Not everyone is a natural at remembering directions and routes, but having a good idea of which way you’re going and what path you’re taking will help you avoid wasting time getting lost. If you want to, try to keep a screenshot of the map on your phone or a printout of it. Don’t be afraid to ask locals for directions along the way, and if you see other riders, you can also consult them; you never know, you might learn of a more interesting route. Enjoy the trip, and before you get started, look at the itineraries of other motorcyclists.

 

6. Take frequent breaks

If you’re running for the saddle sore or the bum burner, it’s not a marathon! Know when your bike and body need to rest and stop for a few minutes every few kilometres or hours, depending on the terrain. Take just as many breaks as are absolutely necessary; otherwise, the riding rhythm would be disrupted. Check if you have enough water to drink and fuel in the tank when on a break so that you can schedule your next break accordingly.

 

7. Begin by riding a motorcycle with a light stomach.

Eat a light breakfast, a light lunch, and don’t overeat. Large meals require a lot of energy to eat which can cause you to fall asleep. Furthermore, toilets on Indian roads are unreliable and scarce. If you suffer from hunger pangs, bring some snacks and energy bars with you.

 

 

8. Hair stumbling block

When you have long hair, one of the most common problems you’ll encounter is tiny strands slipping out from under the helmet and hitting you in the face. Women motorcyclists suffer the most from this problem.

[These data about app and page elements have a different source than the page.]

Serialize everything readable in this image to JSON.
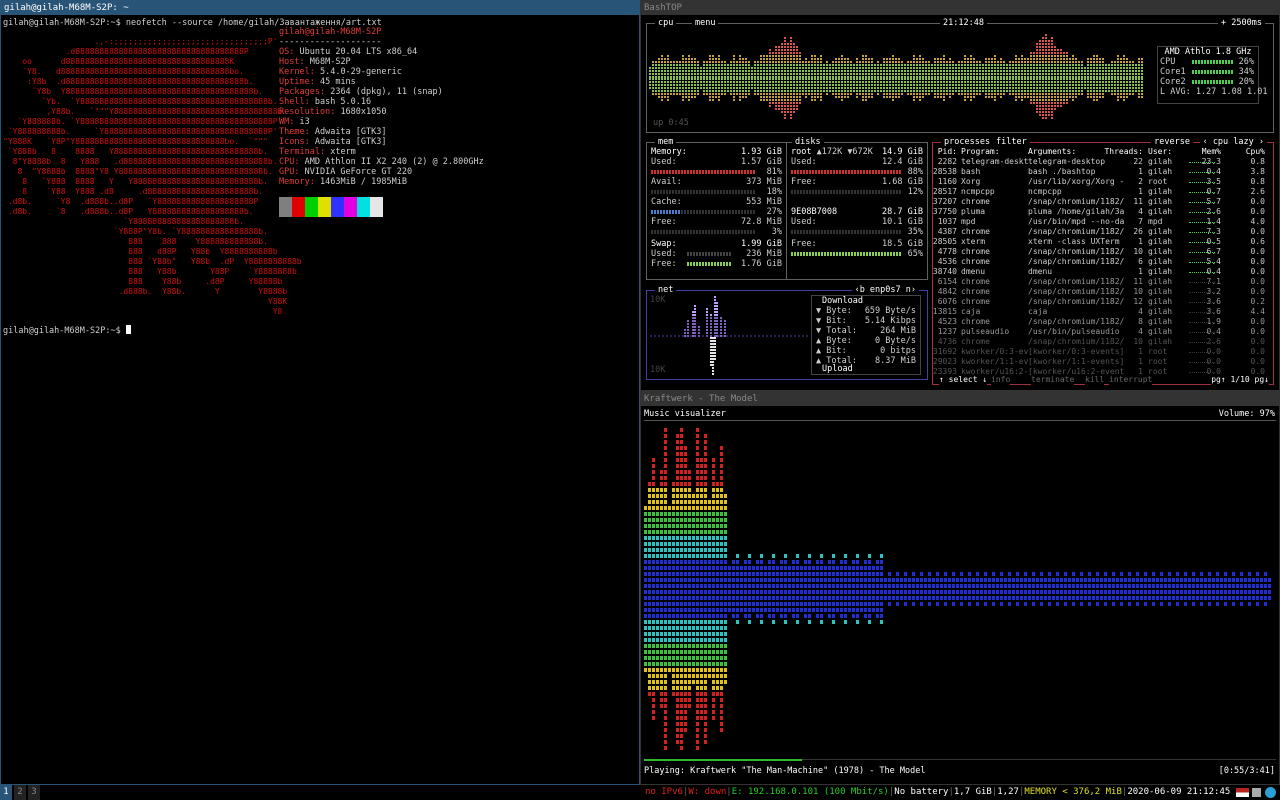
{
  "terminal": {
    "title": "gilah@gilah-M68M-S2P: ~",
    "prompt": "gilah@gilah-M68M-S2P:~$",
    "command": "neofetch --source /home/gilah/Завантаження/art.txt",
    "user_host": "gilah@gilah-M68M-S2P",
    "separator": "--------------------",
    "info": [
      {
        "k": "OS",
        "v": "Ubuntu 20.04 LTS x86_64"
      },
      {
        "k": "Host",
        "v": "M68M-S2P"
      },
      {
        "k": "Kernel",
        "v": "5.4.0-29-generic"
      },
      {
        "k": "Uptime",
        "v": "45 mins"
      },
      {
        "k": "Packages",
        "v": "2364 (dpkg), 11 (snap)"
      },
      {
        "k": "Shell",
        "v": "bash 5.0.16"
      },
      {
        "k": "Resolution",
        "v": "1680x1050"
      },
      {
        "k": "WM",
        "v": "i3"
      },
      {
        "k": "Theme",
        "v": "Adwaita [GTK3]"
      },
      {
        "k": "Icons",
        "v": "Adwaita [GTK3]"
      },
      {
        "k": "Terminal",
        "v": "xterm"
      },
      {
        "k": "CPU",
        "v": "AMD Athlon II X2 240 (2) @ 2.800GHz"
      },
      {
        "k": "GPU",
        "v": "NVIDIA GeForce GT 220"
      },
      {
        "k": "Memory",
        "v": "1463MiB / 1985MiB"
      }
    ],
    "swatches": [
      "#7f7f7f",
      "#e00000",
      "#00d000",
      "#e0e000",
      "#3030ff",
      "#e000e0",
      "#00e0e0",
      "#e6e6e6"
    ],
    "prompt2": "gilah@gilah-M68M-S2P:~$"
  },
  "bashtop": {
    "title": "BashTOP",
    "cpu_label": "cpu",
    "menu_label": "menu",
    "clock": "21:12:48",
    "interval": "2500ms",
    "uptime": "up 0:45",
    "cpu_name": "AMD Athlo  1.8 GHz",
    "cpu_rows": [
      {
        "name": "CPU",
        "pct": "26%"
      },
      {
        "name": "Core1",
        "pct": "34%"
      },
      {
        "name": "Core2",
        "pct": "20%"
      }
    ],
    "load_avg": "L AVG: 1.27 1.08 1.01",
    "mem": {
      "label": "mem",
      "memory": "1.93 GiB",
      "used": "1.57 GiB",
      "used_pct": "81%",
      "avail": "373 MiB",
      "avail_pct": "18%",
      "cache": "553 MiB",
      "cache_pct": "27%",
      "free": "72.8 MiB",
      "free_pct": "3%",
      "swap": "1.99 GiB",
      "swap_used": "236 MiB",
      "swap_free": "1.76 GiB"
    },
    "disks": {
      "label": "disks",
      "root": "root",
      "root_io": "▲172K ▼672K",
      "root_size": "14.9 GiB",
      "root_used": "12.4 GiB",
      "root_used_pct": "88%",
      "root_free": "1.68 GiB",
      "root_free_pct": "12%",
      "dev": "9E08B7008",
      "dev_size": "28.7 GiB",
      "dev_used": "10.1 GiB",
      "dev_used_pct": "35%",
      "dev_free": "18.5 GiB",
      "dev_free_pct": "65%"
    },
    "net": {
      "label": "net",
      "iface": "‹b enp0s7 n›",
      "top_scale": "10K",
      "bottom_scale": "10K",
      "download_label": "Download",
      "dl_byte": "659 Byte/s",
      "dl_bit": "5.14 Kibps",
      "dl_total": "264 MiB",
      "ul_byte": "0 Byte/s",
      "ul_bit": "0 bitps",
      "ul_total": "8.37 MiB",
      "upload_label": "Upload"
    },
    "proc": {
      "label": "processes",
      "filter": "filter",
      "reverse": "reverse",
      "sort": "‹ cpu lazy ›",
      "headers": [
        "Pid:",
        "Program:",
        "Arguments:",
        "Threads:",
        "User:",
        "Mem%",
        "Cpu%"
      ],
      "rows": [
        [
          "2282",
          "telegram-deskt",
          "telegram-desktop",
          "22",
          "gilah",
          "23.3",
          "0.8"
        ],
        [
          "28538",
          "bash",
          "bash ./bashtop",
          "1",
          "gilah",
          "0.4",
          "3.8"
        ],
        [
          "1160",
          "Xorg",
          "/usr/lib/xorg/Xorg -",
          "2",
          "root",
          "3.5",
          "0.8"
        ],
        [
          "28517",
          "ncmpcpp",
          "ncmpcpp",
          "1",
          "gilah",
          "0.7",
          "2.6"
        ],
        [
          "37207",
          "chrome",
          "/snap/chromium/1182/",
          "11",
          "gilah",
          "5.7",
          "0.0"
        ],
        [
          "37750",
          "pluma",
          "pluma /home/gilah/3a",
          "4",
          "gilah",
          "2.6",
          "0.0"
        ],
        [
          "1037",
          "mpd",
          "/usr/bin/mpd --no-da",
          "7",
          "mpd",
          "1.4",
          "4.0"
        ],
        [
          "4387",
          "chrome",
          "/snap/chromium/1182/",
          "26",
          "gilah",
          "7.3",
          "0.0"
        ],
        [
          "28505",
          "xterm",
          "xterm -class UXTerm",
          "1",
          "gilah",
          "0.5",
          "0.6"
        ],
        [
          "4778",
          "chrome",
          "/snap/chromium/1182/",
          "10",
          "gilah",
          "6.7",
          "0.0"
        ],
        [
          "4536",
          "chrome",
          "/snap/chromium/1182/",
          "6",
          "gilah",
          "5.4",
          "0.0"
        ],
        [
          "38740",
          "dmenu",
          "dmenu",
          "1",
          "gilah",
          "0.4",
          "0.0"
        ],
        [
          "6154",
          "chrome",
          "/snap/chromium/1182/",
          "11",
          "gilah",
          "7.1",
          "0.0"
        ],
        [
          "4842",
          "chrome",
          "/snap/chromium/1182/",
          "10",
          "gilah",
          "3.2",
          "0.0"
        ],
        [
          "6076",
          "chrome",
          "/snap/chromium/1182/",
          "12",
          "gilah",
          "3.6",
          "0.2"
        ],
        [
          "13815",
          "caja",
          "caja",
          "4",
          "gilah",
          "3.6",
          "4.4"
        ],
        [
          "4523",
          "chrome",
          "/snap/chromium/1182/",
          "8",
          "gilah",
          "1.9",
          "0.0"
        ],
        [
          "1237",
          "pulseaudio",
          "/usr/bin/pulseaudio",
          "4",
          "gilah",
          "0.4",
          "0.0"
        ],
        [
          "4736",
          "chrome",
          "/snap/chromium/1182/",
          "10",
          "gilah",
          "2.6",
          "0.0"
        ],
        [
          "31692",
          "kworker/0:3-ev",
          "[kworker/0:3-events]",
          "1",
          "root",
          "0.0",
          "0.0"
        ],
        [
          "29023",
          "kworker/1:1-ev",
          "[kworker/1:1-events]",
          "1",
          "root",
          "0.0",
          "0.0"
        ],
        [
          "23393",
          "kworker/u16:2-",
          "[kworker/u16:2-event",
          "1",
          "root",
          "0.0",
          "0.0"
        ]
      ],
      "footer_select": "select",
      "footer_info": "info",
      "footer_terminate": "terminate",
      "footer_kill": "kill",
      "footer_interrupt": "interrupt",
      "footer_page": "pg↑ 1/10 pg↓"
    }
  },
  "music": {
    "title": "Kraftwerk - The Model",
    "header": "Music visualizer",
    "volume": "Volume: 97%",
    "playing_label": "Playing:",
    "playing": "Kraftwerk \"The Man-Machine\" (1978) - The Model",
    "time": "[0:55/3:41]",
    "progress": 0.25
  },
  "statusbar": {
    "workspaces": [
      "1",
      "2",
      "3"
    ],
    "ipv6": "no IPv6",
    "wifi": "W: down",
    "eth": "E: 192.168.0.101 (100 Mbit/s)",
    "battery": "No battery",
    "disk": "1,7 GiB",
    "load": "1,27",
    "memory": "MEMORY < 376,2 MiB",
    "datetime": "2020-06-09 21:12:45"
  }
}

The best option is to purchase a bandana/buff that you can stuff your hair into before putting on your helmet. Not only will this keep your hair out of the wind and away from your face, but it will also keep your helmet clean. These are reasonably priced, with a selection of prints ranging from Rs.150 to Rs.250.

 

9. Be ready for any weather condition.

On long motorcycle trips, I’ve learned that you should be prepared for rain at any time. Raincoats and pants that fit over your riding gear, as well as raincoats for luggage, are important. Try out your gear at home on a rainy day.

 

10. Maintain your motivation

The advantage of riding a motorcycle is that once you get started, you won’t be able to stop. Even if you slip, skid, or get a flat, stay inspired and excited. Getting panicked and frightened isn’t really helpful, as I’ve discovered on my runs. On a motorcycle, everybody makes mistakes and learns from them.

 

11. Make sure you have all of the necessary equipment and spare parts with you.

Go to a mechanic and ask him what important spares you’ll need for the bike on your ride. Each bike has its own set of specifications. Spare tubes, spark plugs, brake and accelerator cables, engine oil, and other items may be on a general list.